Buying pineapples in November is a luxury that many of us take for granted.
But middle-class Brits may need to start settling for homegrown apples and pears, a study has warned, as our supply of exotic fruit and vegetables dries up due to climate change.
A study from the London School of Hygiene and Tropical Medicine published in the journal Nature Food warned that the proportion of the UK’s fruit and vegetable supply that is grown domestically has fallen from 42 per cent in 1987 to 22 per cent in 2013.
Almost a third of fruit and vegetable imports come from “climate vulnerable” countries, places where growth and supply chains are likely to be severely disrupted by climate change, up from one in five in 1987.

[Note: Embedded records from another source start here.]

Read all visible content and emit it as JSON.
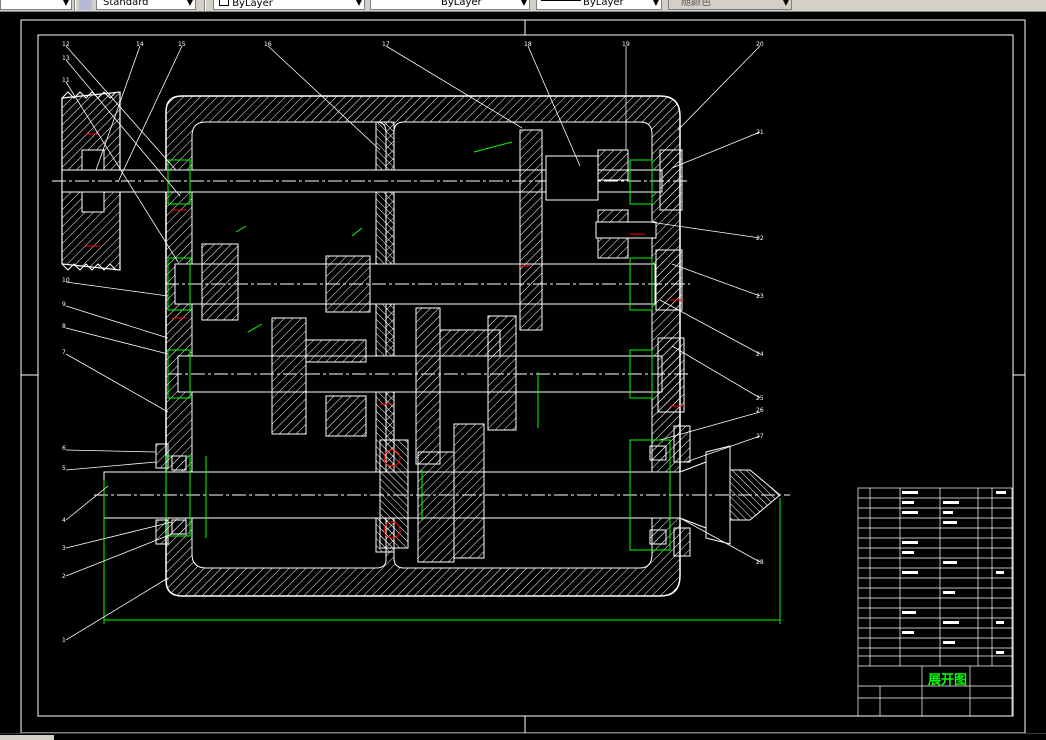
{
  "toolbar": {
    "text_style": "Standard",
    "color_control": "ByLayer",
    "linetype_control": "ByLayer",
    "lineweight_control": "ByLayer",
    "plotstyle_control": "随颜色"
  },
  "drawing": {
    "callouts": [
      "12",
      "14",
      "15",
      "16",
      "17",
      "18",
      "19",
      "13",
      "11",
      "10",
      "9",
      "8",
      "7",
      "6",
      "5",
      "4",
      "3",
      "2",
      "1",
      "20",
      "21",
      "22",
      "23",
      "24",
      "25",
      "26",
      "27",
      "28"
    ],
    "title_block": {
      "title": "展开图"
    }
  },
  "colors": {
    "outline": "#ffffff",
    "dimension": "#00ff00",
    "section_cut": "#ff0000",
    "title_text": "#00ff00"
  }
}
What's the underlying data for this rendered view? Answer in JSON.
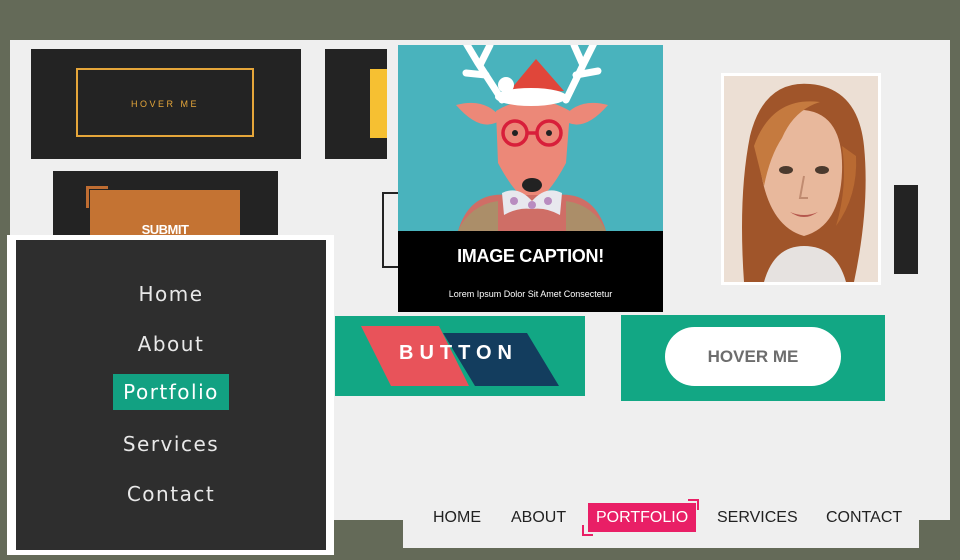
{
  "cards": {
    "hover_outline": {
      "label": "HOVER ME",
      "accent": "#e5a63a"
    },
    "submit": {
      "label": "SUBMIT",
      "color": "#c47333"
    },
    "caption": {
      "title": "IMAGE CAPTION!",
      "subtitle": "Lorem Ipsum Dolor Sit Amet Consectetur",
      "image_bg": "#49b3bd"
    },
    "skew_button": {
      "label": "BUTTON",
      "colors": [
        "#e8535a",
        "#133d5e"
      ],
      "bg": "#12a784"
    },
    "pill": {
      "label": "HOVER ME",
      "bg": "#12a784"
    }
  },
  "side_menu": {
    "items": [
      {
        "label": "Home"
      },
      {
        "label": "About"
      },
      {
        "label": "Portfolio",
        "active": true
      },
      {
        "label": "Services"
      },
      {
        "label": "Contact"
      }
    ],
    "accent": "#12a182"
  },
  "top_nav": {
    "items": [
      {
        "label": "HOME"
      },
      {
        "label": "ABOUT"
      },
      {
        "label": "PORTFOLIO",
        "active": true
      },
      {
        "label": "SERVICES"
      },
      {
        "label": "CONTACT"
      }
    ],
    "accent": "#e91f66"
  },
  "icons": {
    "deer": "deer-illustration-icon",
    "portrait": "portrait-image"
  }
}
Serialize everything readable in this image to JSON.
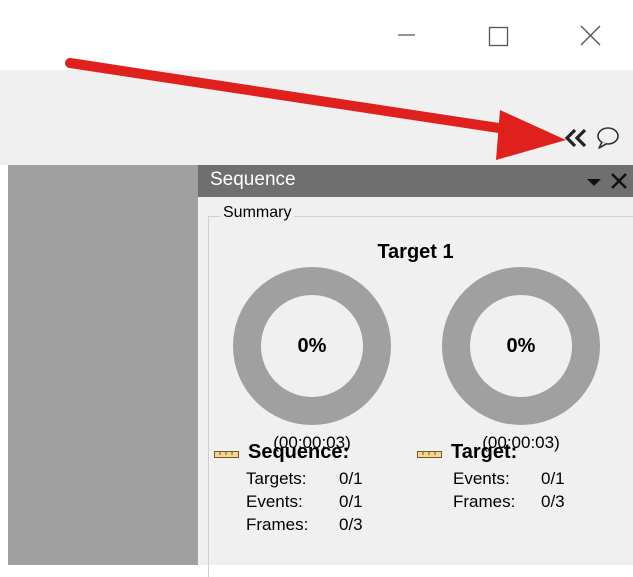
{
  "window": {
    "minimize_icon": "minimize-icon",
    "maximize_icon": "maximize-icon",
    "close_icon": "close-icon"
  },
  "toolbar": {
    "collapse_icon": "double-chevron-left-icon",
    "comment_icon": "speech-bubble-icon"
  },
  "annotation": {
    "arrow_color": "#e0201c"
  },
  "panel": {
    "title": "Sequence",
    "dropdown_icon": "dropdown-arrow-icon",
    "close_icon": "close-icon",
    "header_color": "#6f6f6f"
  },
  "summary": {
    "group_label": "Summary",
    "target_title": "Target 1",
    "left_gauge": {
      "percent_text": "0%",
      "progress": 0,
      "time": "(00:00:03)"
    },
    "right_gauge": {
      "percent_text": "0%",
      "progress": 0,
      "time": "(00:00:03)"
    },
    "sequence": {
      "heading": "Sequence:",
      "stats": [
        {
          "label": "Targets:",
          "value": "0/1"
        },
        {
          "label": "Events:",
          "value": "0/1"
        },
        {
          "label": "Frames:",
          "value": "0/3"
        }
      ]
    },
    "target": {
      "heading": "Target:",
      "stats": [
        {
          "label": "Events:",
          "value": "0/1"
        },
        {
          "label": "Frames:",
          "value": "0/3"
        }
      ]
    }
  }
}
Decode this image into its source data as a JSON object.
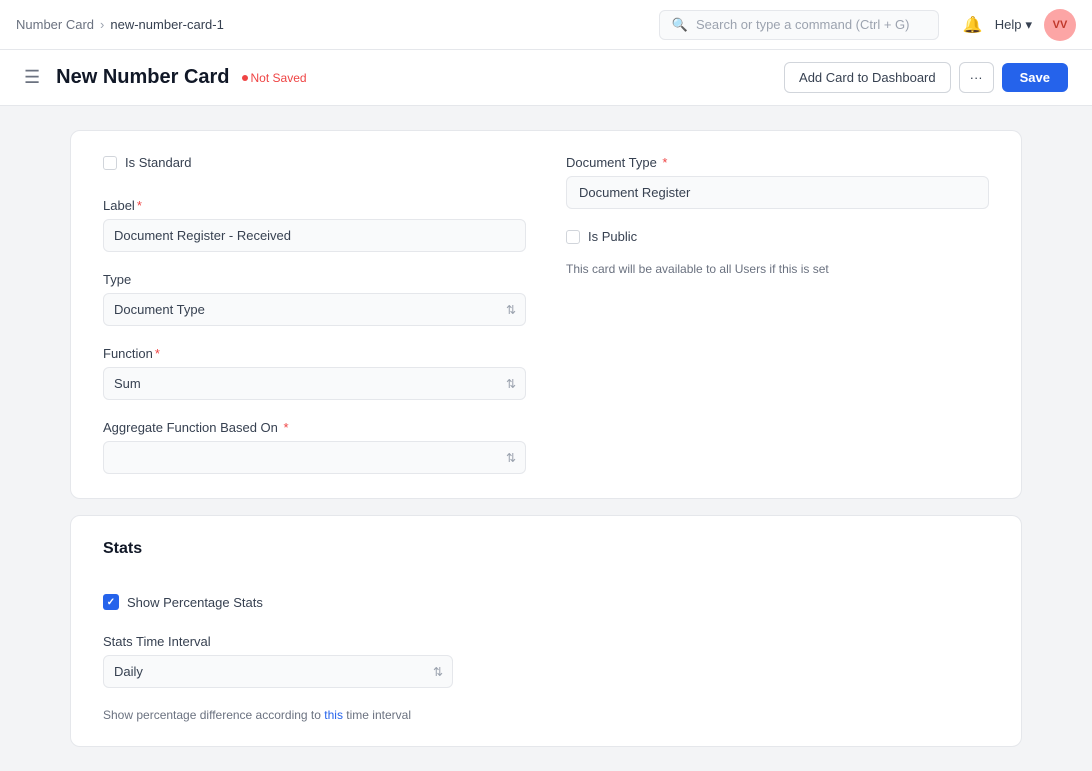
{
  "nav": {
    "breadcrumb": {
      "parent": "Number Card",
      "child": "new-number-card-1"
    },
    "search_placeholder": "Search or type a command (Ctrl + G)",
    "help_label": "Help",
    "avatar_initials": "VV"
  },
  "header": {
    "menu_icon": "☰",
    "title": "New Number Card",
    "not_saved_label": "Not Saved",
    "add_card_label": "Add Card to Dashboard",
    "more_icon": "•••",
    "save_label": "Save"
  },
  "form": {
    "is_standard_label": "Is Standard",
    "label_field_label": "Label",
    "label_required": "*",
    "label_value": "Document Register - Received",
    "type_field_label": "Type",
    "type_value": "Document Type",
    "function_field_label": "Function",
    "function_required": "*",
    "function_value": "Sum",
    "aggregate_field_label": "Aggregate Function Based On",
    "aggregate_required": "*",
    "aggregate_value": "",
    "document_type_label": "Document Type",
    "document_type_required": "*",
    "document_type_value": "Document Register",
    "is_public_label": "Is Public",
    "is_public_hint": "This card will be available to all Users if this is set"
  },
  "stats": {
    "title": "Stats",
    "show_percentage_label": "Show Percentage Stats",
    "stats_time_interval_label": "Stats Time Interval",
    "stats_time_value": "Daily",
    "hint_text_before": "Show percentage difference according to",
    "hint_link": "this",
    "hint_text_after": "time interval"
  }
}
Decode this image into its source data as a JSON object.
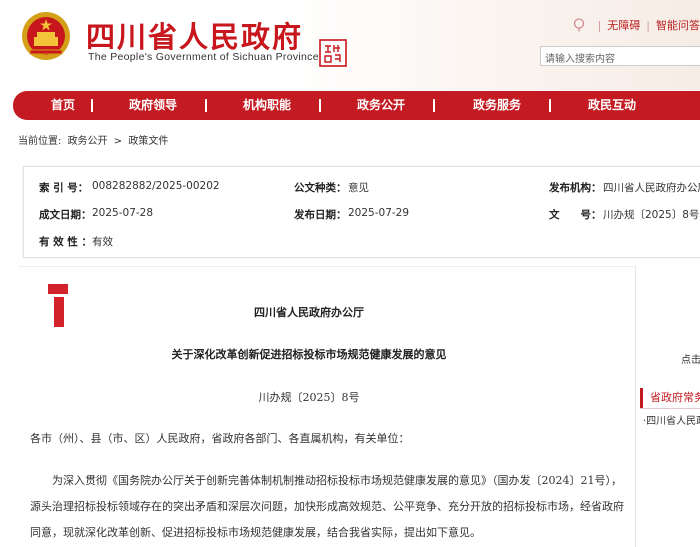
{
  "header": {
    "title": "四川省人民政府",
    "subtitle": "The People's Government of Sichuan Province",
    "emblem_icon": "national-emblem-icon",
    "seal_icon": "sichuan-seal-icon",
    "top_links": [
      "无障碍",
      "智能问答"
    ],
    "top_link_icon": "accessibility-pin-icon",
    "search_placeholder": "请输入搜索内容",
    "brand_color": "#c41a21"
  },
  "nav": {
    "items": [
      "首页",
      "政府领导",
      "机构职能",
      "政务公开",
      "政务服务",
      "政民互动"
    ]
  },
  "breadcrumb": {
    "label": "当前位置:",
    "items": [
      "政务公开",
      "政策文件"
    ],
    "separator": ">"
  },
  "info": {
    "index_label": "索 引 号：",
    "index_value": "008282882/2025-00202",
    "category_label": "公文种类：",
    "category_value": "意见",
    "issuer_label": "发布机构：",
    "issuer_value": "四川省人民政府办公厅",
    "created_label": "成文日期：",
    "created_value": "2025-07-28",
    "published_label": "发布日期：",
    "published_value": "2025-07-29",
    "docno_label": "文　　号：",
    "docno_value": "川办规〔2025〕8号",
    "validity_label": "有 效 性 ：",
    "validity_value": "有效"
  },
  "article": {
    "org": "四川省人民政府办公厅",
    "title": "关于深化改革创新促进招标投标市场规范健康发展的意见",
    "doc_number": "川办规〔2025〕8号",
    "salutation": "各市（州）、县（市、区）人民政府，省政府各部门、各直属机构，有关单位：",
    "paragraph": "为深入贯彻《国务院办公厅关于创新完善体制机制推动招标投标市场规范健康发展的意见》（国办发〔2024〕21号），源头治理招标投标领域存在的突出矛盾和深层次问题，加快形成高效规范、公平竞争、充分开放的招标投标市场，经省政府同意，现就深化改革创新、促进招标投标市场规范健康发展，结合我省实际，提出如下意见。"
  },
  "sidebar": {
    "click_text": "点击",
    "section_title": "省政府常务",
    "link": "·四川省人民政府"
  }
}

Lead author Dr Pauline Scheelbeek said that people now expected exotic foods all year round, even if they were not in season.
“The whole idea of seasonality, that you make certain dishes in winter and not in summer or vice versa doesn’t really exist anymore,” she said.
Over-50s and higher-earners were more likely to buy exotic foreign fruits and vegetables, most likely because of their higher cost, Dr Scheelbeek said, adding that supermarket produce should be labelled with a sustainability score to give buyers more information about its origins.
The researchers pinpointed the South American countries of Colombia and Ecuador as well as India and Egypt as sources of British food supply which were particularly vulnerable to climate change. Berries and citrus fruits were particularly likely to come from the most vulnerable areas.
Farmers in Colombia, a major exporter of bananas to Europe, have been hit hard by drought in recent years, while in Egypt, which sends grapes, sweet potatoes and onions to the UK, concerns have been raised about water security.
In the future, supply chains could also be disrupted by rising fossil fuel prices and geopolitical events such as Brexit, where a no-deal scenario could push importers to look further afield for cheaper non-EU suppliers.
A curtailed supply could also have knock-on effects for public health.
“It very much depends then on how people will respond to that. Will they find other fruits and vegetables or will they be replaced by something else?
“We know for example, based on the supermarket data, that if for some reason the price of fruit and vegetables increases, that people substitute that also for fruit juices which have less nutritional value and higher sugar,” Dr Scheelbeek said.